When I lean on my brick and siding Ohio home I feel no flying buttresses.

The men who molded great buildings with their fingertips

lay now,

and feed the vines that crawl up their walls.

I want to bless their big decomposing fingers.


When I walk New York’s West Side I cup my hands over old apartment buildings

and read their rocks like braille.

The gargoyles and Roman numerals speak secrets to my fingers.

When I run my little finger along stained glass I know that

creaking floors crack jokes

and rusty screen doors ramble sometimes

about those who walked through their doors

for a hundred years.


Give me marble and a thousand days to cut it,

and domed ceilings like upside-down sailing ships,

and old Victorian doorways marked with the heights of growing children.


Marry me to a carpenter,

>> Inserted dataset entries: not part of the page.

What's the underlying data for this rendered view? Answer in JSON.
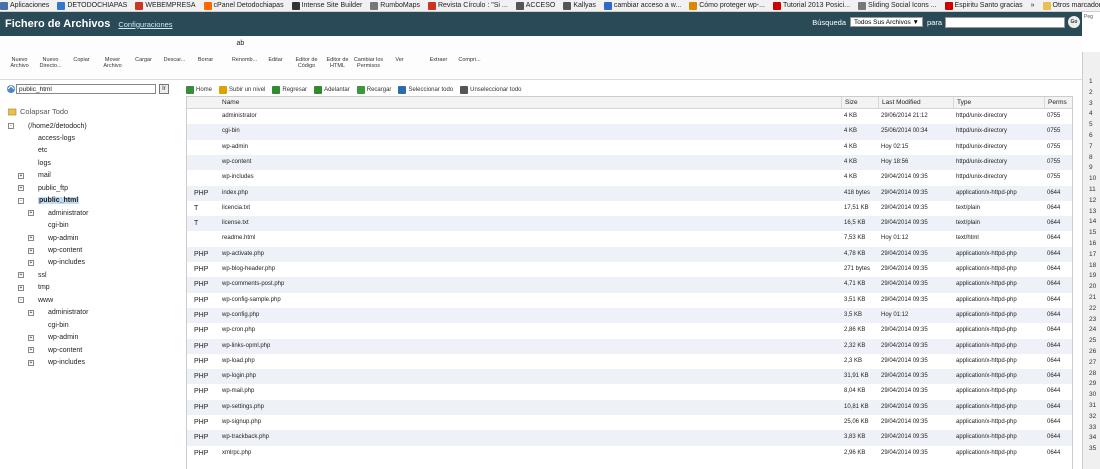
{
  "bookmarks": [
    {
      "label": "Aplicaciones",
      "color": "#4a6fa5"
    },
    {
      "label": "DETODOCHIAPAS",
      "color": "#3377cc"
    },
    {
      "label": "WEBEMPRESA",
      "color": "#cc3322"
    },
    {
      "label": "cPanel Detodochiapas",
      "color": "#ff6600"
    },
    {
      "label": "Intense Site Builder",
      "color": "#333333"
    },
    {
      "label": "RumboMaps",
      "color": "#777777"
    },
    {
      "label": "Revista Círculo : \"Si ...",
      "color": "#cc3322"
    },
    {
      "label": "ACCESO",
      "color": "#555555"
    },
    {
      "label": "Kallyas",
      "color": "#555555"
    },
    {
      "label": "cambiar acceso a w...",
      "color": "#3366cc"
    },
    {
      "label": "Cómo proteger wp-...",
      "color": "#dd8800"
    },
    {
      "label": "Tutorial 2013 Posici...",
      "color": "#cc0000"
    },
    {
      "label": "Sliding Social Icons ...",
      "color": "#777777"
    },
    {
      "label": "Espiritu Santo gracias",
      "color": "#cc0000"
    },
    {
      "label": "»",
      "color": ""
    },
    {
      "label": "Otros marcadores",
      "color": "#e8c050"
    }
  ],
  "header": {
    "title": "Fichero de Archivos",
    "config_link": "Configuraciones",
    "search_label": "Búsqueda",
    "search_scope": "Todos Sus Archivos",
    "search_para": "para",
    "go": "Go"
  },
  "toolbar": [
    {
      "label": "Nuevo Archivo",
      "icon": "new-file-icon"
    },
    {
      "label": "Nuevo Directo...",
      "icon": "new-folder-icon"
    },
    {
      "label": "Copiar",
      "icon": "copy-icon"
    },
    {
      "label": "Mover Archivo",
      "icon": "move-icon"
    },
    {
      "label": "Cargar",
      "icon": "upload-icon"
    },
    {
      "label": "Descar...",
      "icon": "download-icon"
    },
    {
      "label": "Borrar",
      "icon": "delete-icon"
    },
    {
      "label": "Renomb...",
      "icon": "rename-icon"
    },
    {
      "label": "Editar",
      "icon": "edit-icon"
    },
    {
      "label": "Editor de Código",
      "icon": "code-editor-icon"
    },
    {
      "label": "Editor de HTML",
      "icon": "html-editor-icon"
    },
    {
      "label": "Cambiar los Permisos",
      "icon": "permissions-icon"
    },
    {
      "label": "Ver",
      "icon": "view-icon"
    },
    {
      "label": "Extraer",
      "icon": "extract-icon"
    },
    {
      "label": "Compri...",
      "icon": "compress-icon"
    }
  ],
  "left": {
    "path": "public_html",
    "go": "Ir",
    "collapse": "Colapsar Todo",
    "tree": [
      {
        "label": "(/home2/detodoch)",
        "level": 0,
        "exp": "-",
        "kind": "home"
      },
      {
        "label": "access-logs",
        "level": 1,
        "exp": "",
        "kind": "folder"
      },
      {
        "label": "etc",
        "level": 1,
        "exp": "",
        "kind": "folder"
      },
      {
        "label": "logs",
        "level": 1,
        "exp": "",
        "kind": "folder"
      },
      {
        "label": "mail",
        "level": 1,
        "exp": "+",
        "kind": "mail"
      },
      {
        "label": "public_ftp",
        "level": 1,
        "exp": "+",
        "kind": "ftp"
      },
      {
        "label": "public_html",
        "level": 1,
        "exp": "-",
        "kind": "web",
        "selected": true
      },
      {
        "label": "administrator",
        "level": 2,
        "exp": "+",
        "kind": "folder"
      },
      {
        "label": "cgi-bin",
        "level": 2,
        "exp": "",
        "kind": "folder"
      },
      {
        "label": "wp-admin",
        "level": 2,
        "exp": "+",
        "kind": "folder"
      },
      {
        "label": "wp-content",
        "level": 2,
        "exp": "+",
        "kind": "folder"
      },
      {
        "label": "wp-includes",
        "level": 2,
        "exp": "+",
        "kind": "folder"
      },
      {
        "label": "ssl",
        "level": 1,
        "exp": "+",
        "kind": "folder"
      },
      {
        "label": "tmp",
        "level": 1,
        "exp": "+",
        "kind": "folder"
      },
      {
        "label": "www",
        "level": 1,
        "exp": "-",
        "kind": "web"
      },
      {
        "label": "administrator",
        "level": 2,
        "exp": "+",
        "kind": "folder"
      },
      {
        "label": "cgi-bin",
        "level": 2,
        "exp": "",
        "kind": "folder"
      },
      {
        "label": "wp-admin",
        "level": 2,
        "exp": "+",
        "kind": "folder"
      },
      {
        "label": "wp-content",
        "level": 2,
        "exp": "+",
        "kind": "folder"
      },
      {
        "label": "wp-includes",
        "level": 2,
        "exp": "+",
        "kind": "folder"
      }
    ]
  },
  "actions": [
    {
      "label": "Home",
      "color": "#3a8c3a"
    },
    {
      "label": "Subir un nivel",
      "color": "#d9a400"
    },
    {
      "label": "Regresar",
      "color": "#2e8b2e"
    },
    {
      "label": "Adelantar",
      "color": "#2e8b2e"
    },
    {
      "label": "Recargar",
      "color": "#3a9a3a"
    },
    {
      "label": "Seleccionar todo",
      "color": "#2b6cb0"
    },
    {
      "label": "Unseleccionar todo",
      "color": "#555555"
    }
  ],
  "columns": {
    "name": "Name",
    "size": "Size",
    "modified": "Last Modified",
    "type": "Type",
    "perms": "Perms"
  },
  "files": [
    {
      "name": "administrator",
      "size": "4 KB",
      "modified": "29/06/2014 21:12",
      "type": "httpd/unix-directory",
      "perms": "0755",
      "kind": "dir"
    },
    {
      "name": "cgi-bin",
      "size": "4 KB",
      "modified": "25/06/2014 00:34",
      "type": "httpd/unix-directory",
      "perms": "0755",
      "kind": "dir"
    },
    {
      "name": "wp-admin",
      "size": "4 KB",
      "modified": "Hoy 02:15",
      "type": "httpd/unix-directory",
      "perms": "0755",
      "kind": "dir"
    },
    {
      "name": "wp-content",
      "size": "4 KB",
      "modified": "Hoy 18:56",
      "type": "httpd/unix-directory",
      "perms": "0755",
      "kind": "dir"
    },
    {
      "name": "wp-includes",
      "size": "4 KB",
      "modified": "29/04/2014 09:35",
      "type": "httpd/unix-directory",
      "perms": "0755",
      "kind": "dir"
    },
    {
      "name": "index.php",
      "size": "418 bytes",
      "modified": "29/04/2014 09:35",
      "type": "application/x-httpd-php",
      "perms": "0644",
      "kind": "php"
    },
    {
      "name": "licencia.txt",
      "size": "17,51 KB",
      "modified": "29/04/2014 09:35",
      "type": "text/plain",
      "perms": "0644",
      "kind": "txt"
    },
    {
      "name": "license.txt",
      "size": "16,5 KB",
      "modified": "29/04/2014 09:35",
      "type": "text/plain",
      "perms": "0644",
      "kind": "txt"
    },
    {
      "name": "readme.html",
      "size": "7,53 KB",
      "modified": "Hoy 01:12",
      "type": "text/html",
      "perms": "0644",
      "kind": "html"
    },
    {
      "name": "wp-activate.php",
      "size": "4,78 KB",
      "modified": "29/04/2014 09:35",
      "type": "application/x-httpd-php",
      "perms": "0644",
      "kind": "php"
    },
    {
      "name": "wp-blog-header.php",
      "size": "271 bytes",
      "modified": "29/04/2014 09:35",
      "type": "application/x-httpd-php",
      "perms": "0644",
      "kind": "php"
    },
    {
      "name": "wp-comments-post.php",
      "size": "4,71 KB",
      "modified": "29/04/2014 09:35",
      "type": "application/x-httpd-php",
      "perms": "0644",
      "kind": "php"
    },
    {
      "name": "wp-config-sample.php",
      "size": "3,51 KB",
      "modified": "29/04/2014 09:35",
      "type": "application/x-httpd-php",
      "perms": "0644",
      "kind": "php"
    },
    {
      "name": "wp-config.php",
      "size": "3,5 KB",
      "modified": "Hoy 01:12",
      "type": "application/x-httpd-php",
      "perms": "0644",
      "kind": "php"
    },
    {
      "name": "wp-cron.php",
      "size": "2,86 KB",
      "modified": "29/04/2014 09:35",
      "type": "application/x-httpd-php",
      "perms": "0644",
      "kind": "php"
    },
    {
      "name": "wp-links-opml.php",
      "size": "2,32 KB",
      "modified": "29/04/2014 09:35",
      "type": "application/x-httpd-php",
      "perms": "0644",
      "kind": "php"
    },
    {
      "name": "wp-load.php",
      "size": "2,3 KB",
      "modified": "29/04/2014 09:35",
      "type": "application/x-httpd-php",
      "perms": "0644",
      "kind": "php"
    },
    {
      "name": "wp-login.php",
      "size": "31,91 KB",
      "modified": "29/04/2014 09:35",
      "type": "application/x-httpd-php",
      "perms": "0644",
      "kind": "php"
    },
    {
      "name": "wp-mail.php",
      "size": "8,04 KB",
      "modified": "29/04/2014 09:35",
      "type": "application/x-httpd-php",
      "perms": "0644",
      "kind": "php"
    },
    {
      "name": "wp-settings.php",
      "size": "10,81 KB",
      "modified": "29/04/2014 09:35",
      "type": "application/x-httpd-php",
      "perms": "0644",
      "kind": "php"
    },
    {
      "name": "wp-signup.php",
      "size": "25,06 KB",
      "modified": "29/04/2014 09:35",
      "type": "application/x-httpd-php",
      "perms": "0644",
      "kind": "php"
    },
    {
      "name": "wp-trackback.php",
      "size": "3,83 KB",
      "modified": "29/04/2014 09:35",
      "type": "application/x-httpd-php",
      "perms": "0644",
      "kind": "php"
    },
    {
      "name": "xmlrpc.php",
      "size": "2,96 KB",
      "modified": "29/04/2014 09:35",
      "type": "application/x-httpd-php",
      "perms": "0644",
      "kind": "php"
    }
  ],
  "sidebar_numbers": [
    "1",
    "2",
    "3",
    "4",
    "5",
    "6",
    "7",
    "8",
    "9",
    "10",
    "11",
    "12",
    "13",
    "14",
    "15",
    "16",
    "17",
    "18",
    "19",
    "20",
    "21",
    "22",
    "23",
    "24",
    "25",
    "26",
    "27",
    "28",
    "29",
    "30",
    "31",
    "32",
    "33",
    "34",
    "35"
  ],
  "sidebar_peek": "Peg"
}
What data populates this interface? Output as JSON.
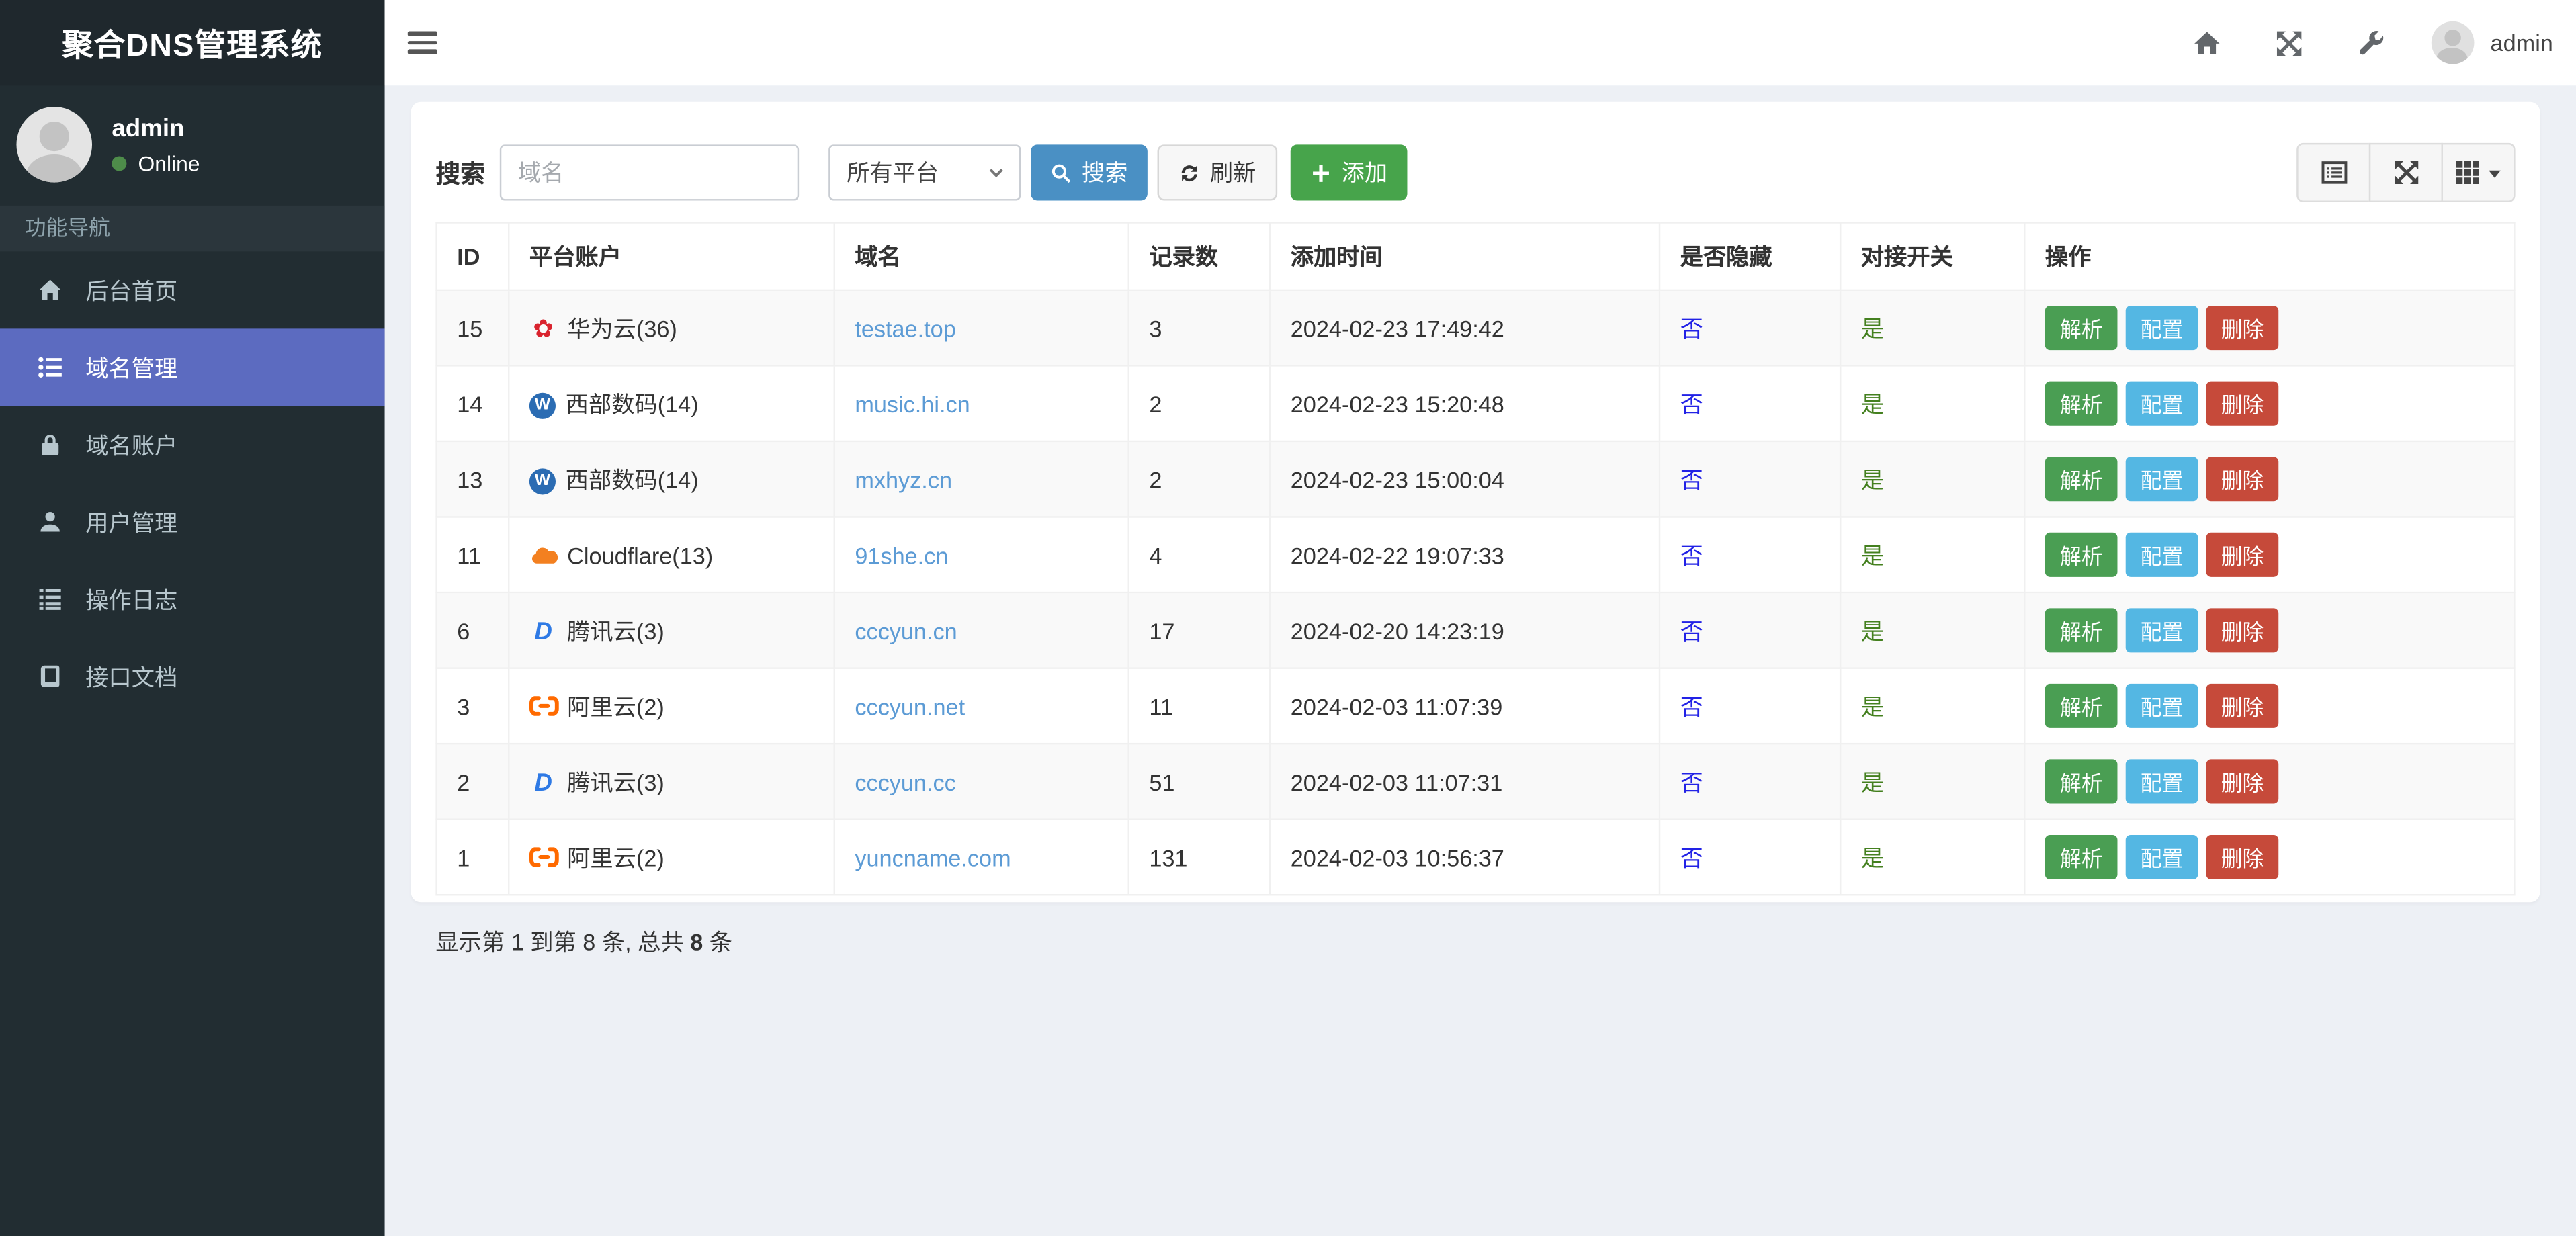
{
  "app": {
    "title": "聚合DNS管理系统"
  },
  "sidebar": {
    "user": {
      "name": "admin",
      "status": "Online"
    },
    "section_label": "功能导航",
    "items": [
      {
        "label": "后台首页",
        "icon": "home-icon",
        "active": false
      },
      {
        "label": "域名管理",
        "icon": "list-icon",
        "active": true
      },
      {
        "label": "域名账户",
        "icon": "lock-icon",
        "active": false
      },
      {
        "label": "用户管理",
        "icon": "user-icon",
        "active": false
      },
      {
        "label": "操作日志",
        "icon": "log-list-icon",
        "active": false
      },
      {
        "label": "接口文档",
        "icon": "book-icon",
        "active": false
      }
    ]
  },
  "navbar": {
    "user_name": "admin",
    "icons": [
      "home-icon",
      "fullscreen-icon",
      "wrench-icon"
    ]
  },
  "toolbar": {
    "search_label": "搜索",
    "search_placeholder": "域名",
    "platform_select_value": "所有平台",
    "search_button": "搜索",
    "refresh_button": "刷新",
    "add_button": "添加",
    "view_buttons": [
      "detail-view-icon",
      "expand-icon",
      "columns-grid-icon"
    ]
  },
  "table": {
    "columns": [
      "ID",
      "平台账户",
      "域名",
      "记录数",
      "添加时间",
      "是否隐藏",
      "对接开关",
      "操作"
    ],
    "action_labels": [
      "解析",
      "配置",
      "删除"
    ],
    "rows": [
      {
        "id": "15",
        "platform_icon": "huawei-cloud-icon",
        "platform": "华为云(36)",
        "domain": "testae.top",
        "records": "3",
        "added": "2024-02-23 17:49:42",
        "hidden": "否",
        "switch": "是"
      },
      {
        "id": "14",
        "platform_icon": "west-digital-icon",
        "platform": "西部数码(14)",
        "domain": "music.hi.cn",
        "records": "2",
        "added": "2024-02-23 15:20:48",
        "hidden": "否",
        "switch": "是"
      },
      {
        "id": "13",
        "platform_icon": "west-digital-icon",
        "platform": "西部数码(14)",
        "domain": "mxhyz.cn",
        "records": "2",
        "added": "2024-02-23 15:00:04",
        "hidden": "否",
        "switch": "是"
      },
      {
        "id": "11",
        "platform_icon": "cloudflare-icon",
        "platform": "Cloudflare(13)",
        "domain": "91she.cn",
        "records": "4",
        "added": "2024-02-22 19:07:33",
        "hidden": "否",
        "switch": "是"
      },
      {
        "id": "6",
        "platform_icon": "tencent-cloud-icon",
        "platform": "腾讯云(3)",
        "domain": "cccyun.cn",
        "records": "17",
        "added": "2024-02-20 14:23:19",
        "hidden": "否",
        "switch": "是"
      },
      {
        "id": "3",
        "platform_icon": "aliyun-icon",
        "platform": "阿里云(2)",
        "domain": "cccyun.net",
        "records": "11",
        "added": "2024-02-03 11:07:39",
        "hidden": "否",
        "switch": "是"
      },
      {
        "id": "2",
        "platform_icon": "tencent-cloud-icon",
        "platform": "腾讯云(3)",
        "domain": "cccyun.cc",
        "records": "51",
        "added": "2024-02-03 11:07:31",
        "hidden": "否",
        "switch": "是"
      },
      {
        "id": "1",
        "platform_icon": "aliyun-icon",
        "platform": "阿里云(2)",
        "domain": "yuncname.com",
        "records": "131",
        "added": "2024-02-03 10:56:37",
        "hidden": "否",
        "switch": "是"
      }
    ],
    "footer": {
      "before": "显示第 1 到第 8 条, 总共 ",
      "bold": "8",
      "after": " 条"
    }
  },
  "colors": {
    "sidebar_bg": "#222d32",
    "active_item": "#5c6bc0",
    "primary_button": "#4a90c4",
    "add_button": "#47a44b",
    "parse_button": "#4a9e53",
    "config_button": "#54b7e3",
    "delete_button": "#c64a3a",
    "domain_link": "#5c9bd5",
    "hidden_flag": "#2222e6",
    "switch_flag": "#44801f",
    "content_bg": "#edf0f5"
  }
}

give me even five minutes of dialog with a stonecutter,

because even Christ and Socrates carved creations to hold me.

To a Manager at a Kampala Guest House

Dear Charlotte,


You hang up our clothes on the trees to dry

after washing each piece by hand.


Sometimes I wonder if you sleep,

when you serve us papayas and tea in the morning

and we ask, “how was your sleep?”

and you say, “very short.”


I’ve only known a few women like you–

more concerned about making our beds than sleeping in your own.

You serve us Novida pineapple soda and chicken and chips with your strong shoulders and say,

“you look smart,”

which means I look nice,

maybe beautiful.


I think you look smart, Charlotte,

with your long purple dress and sandals and strong brown jaw,

sweeping the porch to the sound of Cher–

you bring us water when the pipes don’t work,

and sometimes at night you join our mzungu parties

to laugh and decipher our American accents.

I like to make you laugh–

it makes me believe that humor can hop across continents.


And so you hang up my skirt on the trees to dry

as I fall asleep with the fan on,

trying to memorize the grace of your dance steps.